Avue previously stated that it would not provide a cost estimate of this information prior to an official subpoena request. Ex. 2 of Pls.’ Supp. for Phone Hearing of July 23, 2013  at 1. After the Plaintiffs receive a cost estimate from Avue, they should submit a statement to the Court and the Defendant explaining the predicted cost and burden. At that time, the Court may hold a hearing if it necessary to determine where the financial burden shall lie.
The Court orders that discovery may be re-opened for the very limited purpose of permitting Plaintiffs to subpoena Avue for information collected on behalf of the Library of Congress. Plaintiffs are permitted to subpoena the following information from Avue:
1) the position name,
2) series and grade,
3) posting number,
4) race of the applicants,
5) a unique identifier (such as a SSN/4),
6) those applicants on the “initial list, ” and
7) those applicants on the “final list.”
This information may be sought for the six jobs series that Plaintiffs previously identified: Series 1411-Library Technician; Series 1410-Librarian; Series 1210/1211-Copyright; General Administrative; Information Technology-Series 2210; and Technical Information Specialist-Series 1412, for the date range of January 1, 2003, to October 2010. When the Plaintiffs receive a cost estimate from Avue to access the information, they shall submit a statement to the Court and the Defendant explaining the predicted cost and burden. If Defendant finds the Avue data to be incomplete or inaccurate, he is obligated to update this information based on available Library of Congress records.

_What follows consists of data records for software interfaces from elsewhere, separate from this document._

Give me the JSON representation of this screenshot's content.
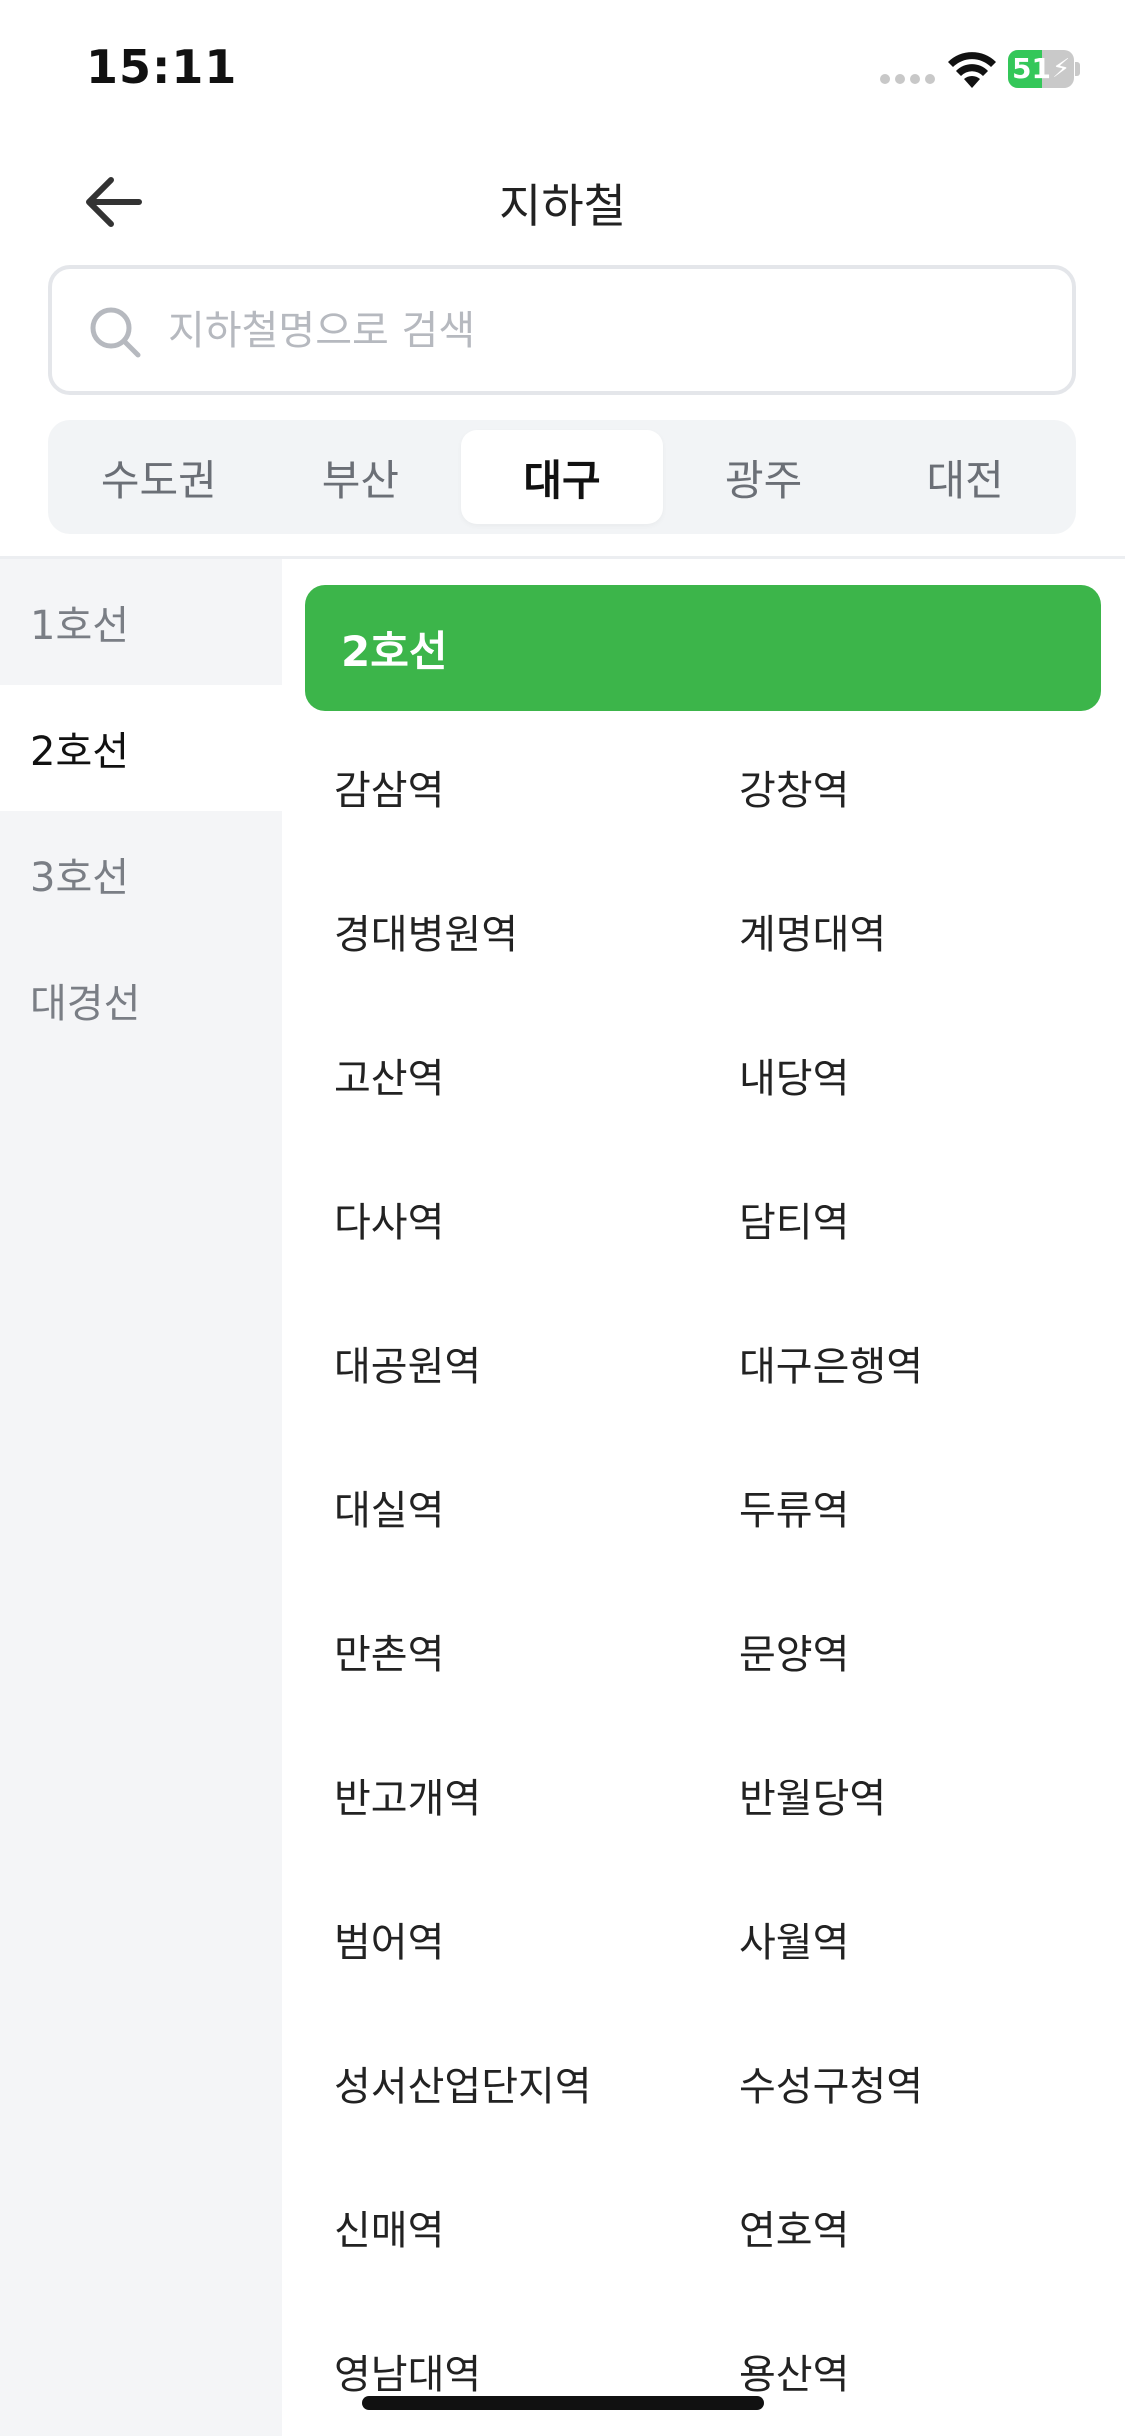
{
  "status_bar": {
    "time": "15:11",
    "battery": "51",
    "battery_level": 0.51
  },
  "header": {
    "title": "지하철"
  },
  "search": {
    "placeholder": "지하철명으로 검색",
    "value": ""
  },
  "region_tabs": [
    {
      "label": "수도권",
      "active": false
    },
    {
      "label": "부산",
      "active": false
    },
    {
      "label": "대구",
      "active": true
    },
    {
      "label": "광주",
      "active": false
    },
    {
      "label": "대전",
      "active": false
    }
  ],
  "lines": [
    {
      "label": "1호선",
      "active": false
    },
    {
      "label": "2호선",
      "active": true
    },
    {
      "label": "3호선",
      "active": false
    },
    {
      "label": "대경선",
      "active": false
    }
  ],
  "selected_line": {
    "label": "2호선",
    "color": "#3cb54a"
  },
  "stations": [
    "감삼역",
    "강창역",
    "경대병원역",
    "계명대역",
    "고산역",
    "내당역",
    "다사역",
    "담티역",
    "대공원역",
    "대구은행역",
    "대실역",
    "두류역",
    "만촌역",
    "문양역",
    "반고개역",
    "반월당역",
    "범어역",
    "사월역",
    "성서산업단지역",
    "수성구청역",
    "신매역",
    "연호역",
    "영남대역",
    "용산역"
  ]
}
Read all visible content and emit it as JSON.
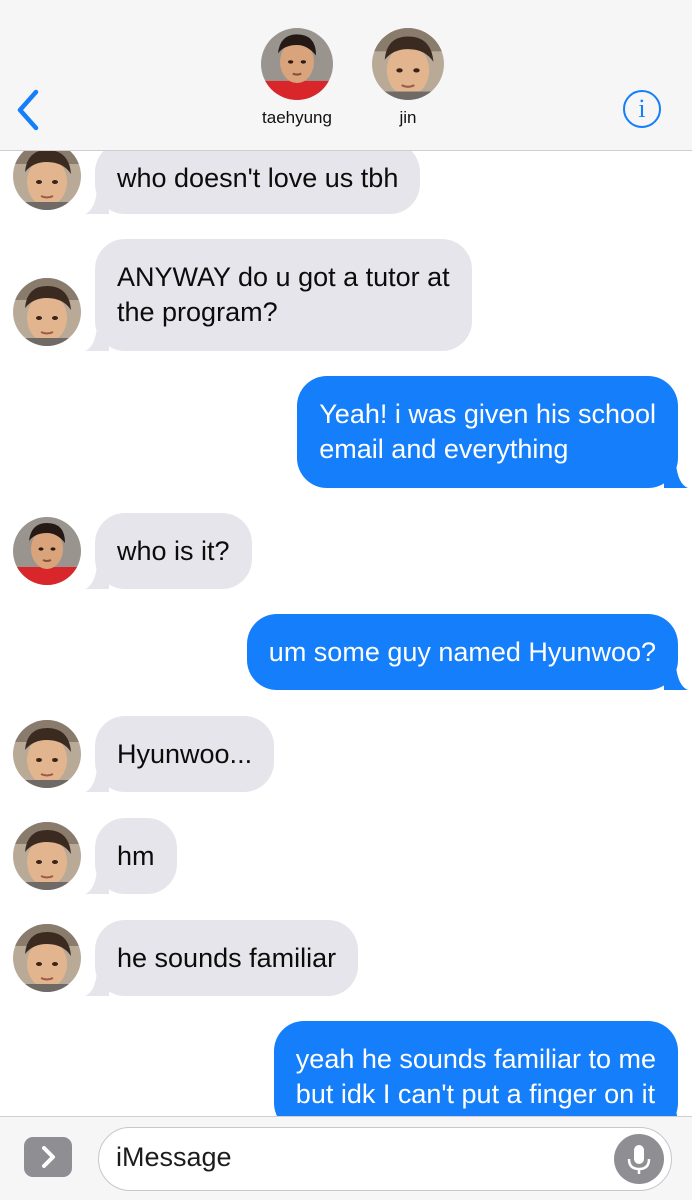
{
  "header": {
    "contacts": [
      {
        "name": "taehyung",
        "avatar_icon": "avatar-photo-taehyung"
      },
      {
        "name": "jin",
        "avatar_icon": "avatar-photo-jin"
      }
    ],
    "back_icon": "chevron-left-icon",
    "info_label": "i"
  },
  "colors": {
    "accent": "#157efb",
    "incoming_bubble": "#e6e5eb",
    "outgoing_text": "#ffffff"
  },
  "messages": [
    {
      "from": "jin",
      "direction": "incoming",
      "text": "who doesn't love us tbh"
    },
    {
      "from": "jin",
      "direction": "incoming",
      "text": "ANYWAY do u got a tutor at\nthe program?"
    },
    {
      "from": "me",
      "direction": "outgoing",
      "text": "Yeah! i was given his school\nemail and everything"
    },
    {
      "from": "taehyung",
      "direction": "incoming",
      "text": "who is it?"
    },
    {
      "from": "me",
      "direction": "outgoing",
      "text": "um some guy named Hyunwoo?"
    },
    {
      "from": "jin",
      "direction": "incoming",
      "text": "Hyunwoo..."
    },
    {
      "from": "jin",
      "direction": "incoming",
      "text": "hm"
    },
    {
      "from": "jin",
      "direction": "incoming",
      "text": "he sounds familiar"
    },
    {
      "from": "me",
      "direction": "outgoing",
      "text": "yeah he sounds familiar to me\nbut idk I can't put a finger on it"
    }
  ],
  "composer": {
    "placeholder": "iMessage",
    "expand_icon": "chevron-right-icon",
    "mic_icon": "microphone-icon"
  }
}
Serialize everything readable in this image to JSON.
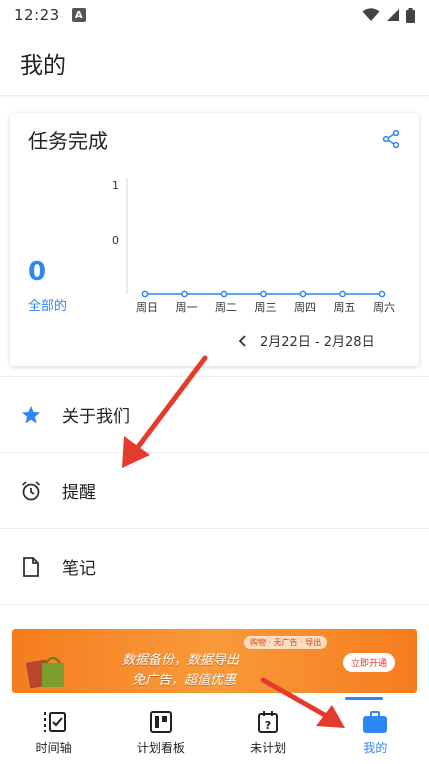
{
  "status": {
    "time": "12:23",
    "a_badge": "A"
  },
  "header": {
    "title": "我的"
  },
  "task_card": {
    "title": "任务完成",
    "count": "0",
    "count_label": "全部的",
    "week_range": "2月22日 - 2月28日"
  },
  "chart_data": {
    "type": "line",
    "categories": [
      "周日",
      "周一",
      "周二",
      "周三",
      "周四",
      "周五",
      "周六"
    ],
    "values": [
      0,
      0,
      0,
      0,
      0,
      0,
      0
    ],
    "y_ticks": [
      "1",
      "0"
    ],
    "grid": false,
    "color": "#2f86f6"
  },
  "menu": {
    "items": [
      {
        "label": "关于我们",
        "icon": "star-icon"
      },
      {
        "label": "提醒",
        "icon": "alarm-clock-icon"
      },
      {
        "label": "笔记",
        "icon": "note-icon"
      }
    ]
  },
  "ad": {
    "tags": "购物 · 无广告 · 导出",
    "line1": "数据备份，数据导出",
    "line2": "免广告，超值优惠",
    "cta": "立即开通"
  },
  "bottom_nav": {
    "items": [
      {
        "label": "时间轴",
        "icon": "timeline-icon"
      },
      {
        "label": "计划看板",
        "icon": "board-icon"
      },
      {
        "label": "未计划",
        "icon": "unplanned-icon"
      },
      {
        "label": "我的",
        "icon": "briefcase-icon"
      }
    ]
  },
  "colors": {
    "accent": "#2f86f6",
    "annotation_arrow": "#e53b2c",
    "ad_orange": "#f57c1f"
  }
}
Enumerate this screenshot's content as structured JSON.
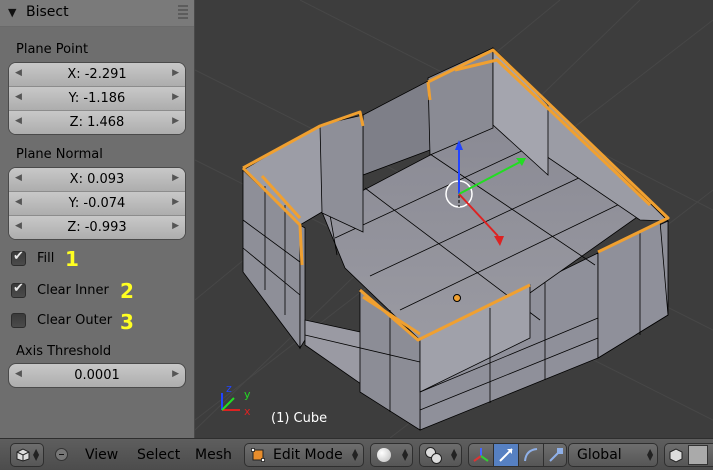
{
  "operator_panel": {
    "title": "Bisect",
    "plane_point": {
      "label": "Plane Point",
      "x": "X: -2.291",
      "y": "Y: -1.186",
      "z": "Z: 1.468"
    },
    "plane_normal": {
      "label": "Plane Normal",
      "x": "X: 0.093",
      "y": "Y: -0.074",
      "z": "Z: -0.993"
    },
    "fill": {
      "label": "Fill",
      "checked": true
    },
    "clear_inner": {
      "label": "Clear Inner",
      "checked": true
    },
    "clear_outer": {
      "label": "Clear Outer",
      "checked": false
    },
    "axis_threshold": {
      "label": "Axis Threshold",
      "value": "0.0001"
    }
  },
  "annotations": [
    "1",
    "2",
    "3"
  ],
  "annotation_color": "#ffff22",
  "viewport": {
    "object_info": "(1) Cube",
    "axis_labels": {
      "x": "x",
      "y": "y",
      "z": "z"
    },
    "selection_color": "#f0a030"
  },
  "toolbar": {
    "menus": [
      "View",
      "Select",
      "Mesh"
    ],
    "mode": "Edit Mode",
    "orientation": "Global"
  }
}
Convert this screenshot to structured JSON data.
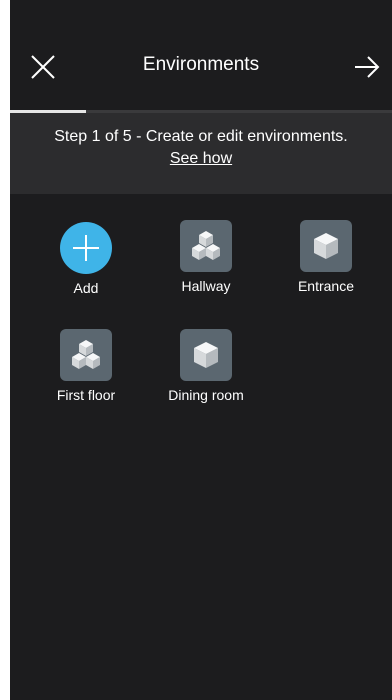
{
  "header": {
    "title": "Environments",
    "close_icon": "close-icon",
    "next_icon": "arrow-right-icon"
  },
  "progress": {
    "current_step": 1,
    "total_steps": 5,
    "fraction": 0.2
  },
  "banner": {
    "text": "Step 1 of 5 - Create or edit environments.",
    "link": "See how"
  },
  "environments": [
    {
      "label": "Add",
      "icon": "plus-icon"
    },
    {
      "label": "Hallway",
      "icon": "cubes-icon"
    },
    {
      "label": "Entrance",
      "icon": "cube-icon"
    },
    {
      "label": "First floor",
      "icon": "cubes-icon"
    },
    {
      "label": "Dining room",
      "icon": "cube-icon"
    }
  ],
  "colors": {
    "background": "#1c1c1e",
    "banner": "#2c2c2e",
    "accent": "#3fb4e8",
    "tile": "#5b6770"
  }
}
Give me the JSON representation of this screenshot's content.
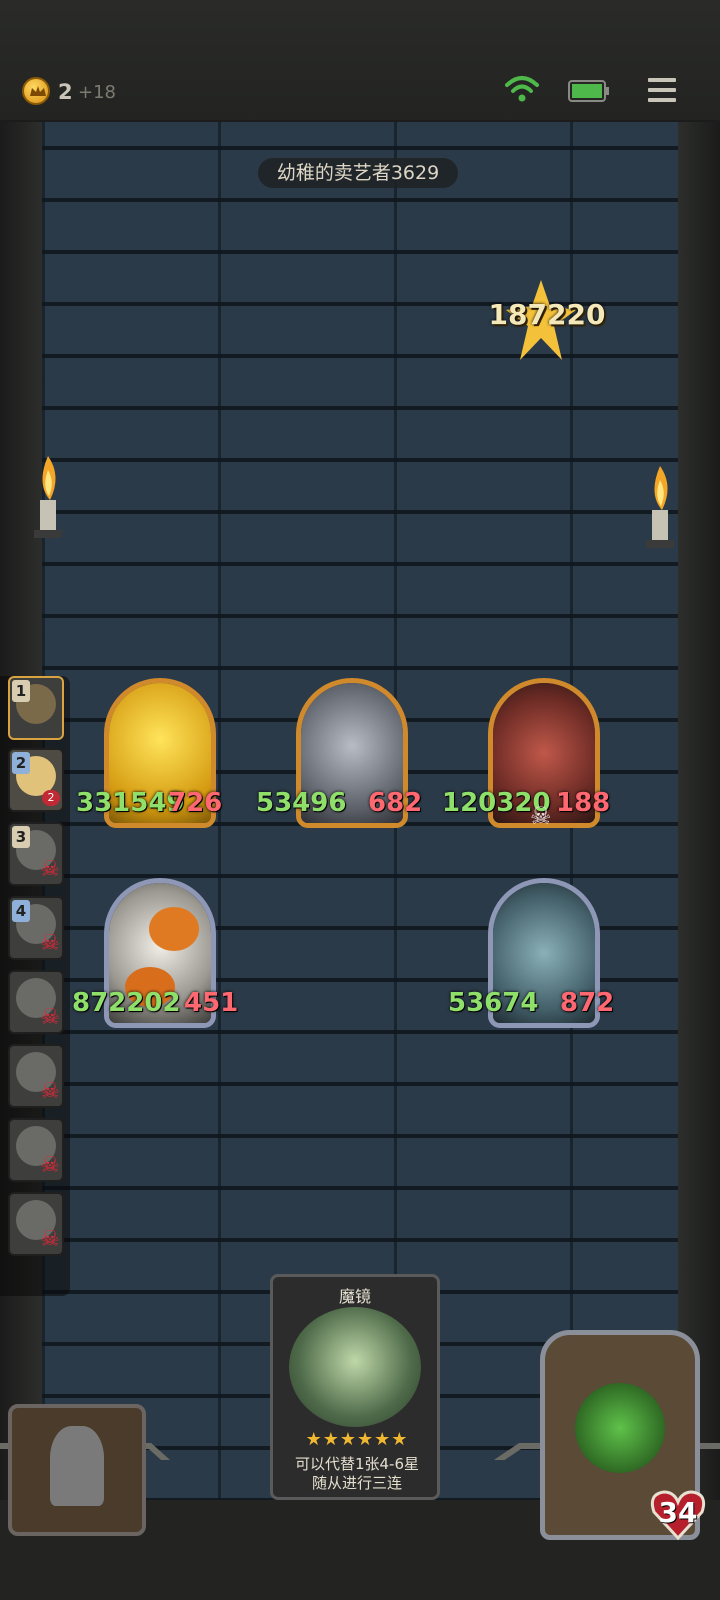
{
  "header": {
    "gold": "2",
    "gold_income": "+18"
  },
  "status": {
    "wifi_icon": "wifi-icon",
    "battery_icon": "battery-icon",
    "menu_icon": "menu-icon"
  },
  "board": {
    "player_name": "幼稚的卖艺者3629",
    "damage_popup": "187220"
  },
  "sidebar": {
    "slots": [
      {
        "rank": "1"
      },
      {
        "rank": "2",
        "badge": "2"
      },
      {
        "rank": "3"
      },
      {
        "rank": "4"
      }
    ]
  },
  "minions": [
    {
      "atk": "331549",
      "hp": "726"
    },
    {
      "atk": "53496",
      "hp": "682"
    },
    {
      "atk": "120320",
      "hp": "188"
    },
    {
      "atk": "872202",
      "hp": "451"
    },
    {
      "atk": "53674",
      "hp": "872"
    }
  ],
  "hand_card": {
    "title": "魔镜",
    "stars": "★★★★★★",
    "desc_line1": "可以代替1张4-6星",
    "desc_line2": "随从进行三连"
  },
  "hero": {
    "health": "34"
  },
  "colors": {
    "attack": "#8fe06a",
    "health": "#ff6870",
    "gold_frame": "#d08a2c",
    "silver_frame": "#8e97b6",
    "wall": "#2b3a48"
  }
}
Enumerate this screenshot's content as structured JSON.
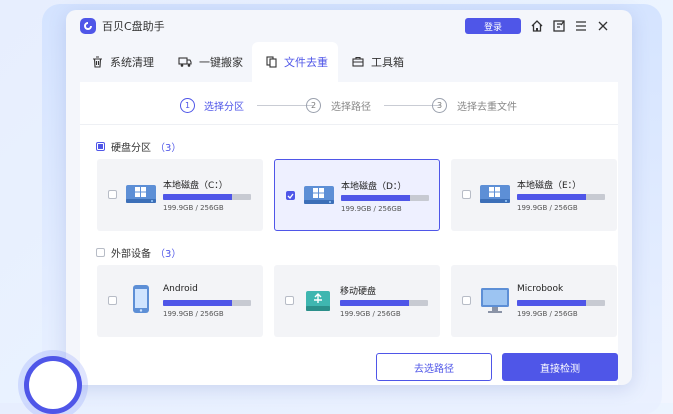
{
  "app": {
    "title": "百贝C盘助手",
    "login_label": "登录"
  },
  "titlebar_icons": [
    "home-icon",
    "feedback-icon",
    "menu-icon",
    "close-icon"
  ],
  "tabs": [
    {
      "label": "系统清理",
      "icon": "trash-icon"
    },
    {
      "label": "一键搬家",
      "icon": "truck-icon"
    },
    {
      "label": "文件去重",
      "icon": "file-copy-icon",
      "active": true
    },
    {
      "label": "工具箱",
      "icon": "toolbox-icon"
    }
  ],
  "steps": [
    {
      "num": "1",
      "label": "选择分区",
      "active": true
    },
    {
      "num": "2",
      "label": "选择路径"
    },
    {
      "num": "3",
      "label": "选择去重文件"
    }
  ],
  "disk_section": {
    "label": "硬盘分区",
    "count": "（3）",
    "state": "partial",
    "items": [
      {
        "name": "本地磁盘（C：）",
        "size": "199.9GB / 256GB",
        "fill": 0.78,
        "checked": false,
        "icon": "windows-drive-icon"
      },
      {
        "name": "本地磁盘（D：）",
        "size": "199.9GB / 256GB",
        "fill": 0.78,
        "checked": true,
        "icon": "windows-drive-icon"
      },
      {
        "name": "本地磁盘（E：）",
        "size": "199.9GB / 256GB",
        "fill": 0.78,
        "checked": false,
        "icon": "windows-drive-icon"
      }
    ]
  },
  "external_section": {
    "label": "外部设备",
    "count": "（3）",
    "state": "unchecked",
    "items": [
      {
        "name": "Android",
        "size": "199.9GB / 256GB",
        "fill": 0.78,
        "checked": false,
        "icon": "phone-icon"
      },
      {
        "name": "移动硬盘",
        "size": "199.9GB / 256GB",
        "fill": 0.78,
        "checked": false,
        "icon": "usb-drive-icon"
      },
      {
        "name": "Microbook",
        "size": "199.9GB / 256GB",
        "fill": 0.78,
        "checked": false,
        "icon": "laptop-icon"
      }
    ]
  },
  "buttons": {
    "choose_path": "去选路径",
    "scan_now": "直接检测"
  },
  "colors": {
    "accent": "#4f56e8",
    "card_bg": "#f3f4f7",
    "selected_bg": "#eef0ff"
  }
}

This Order will be stayed for fourteen (14) days in order to permit an appeal of the Order to U.S. District Court Judge Frederick Scullin as the trial judge. If no appeal is taken within fourteen days of this Order, the Order is no longer stayed and Plaintiffs should proceed with the subpoena.
IT IS SO ORDERED.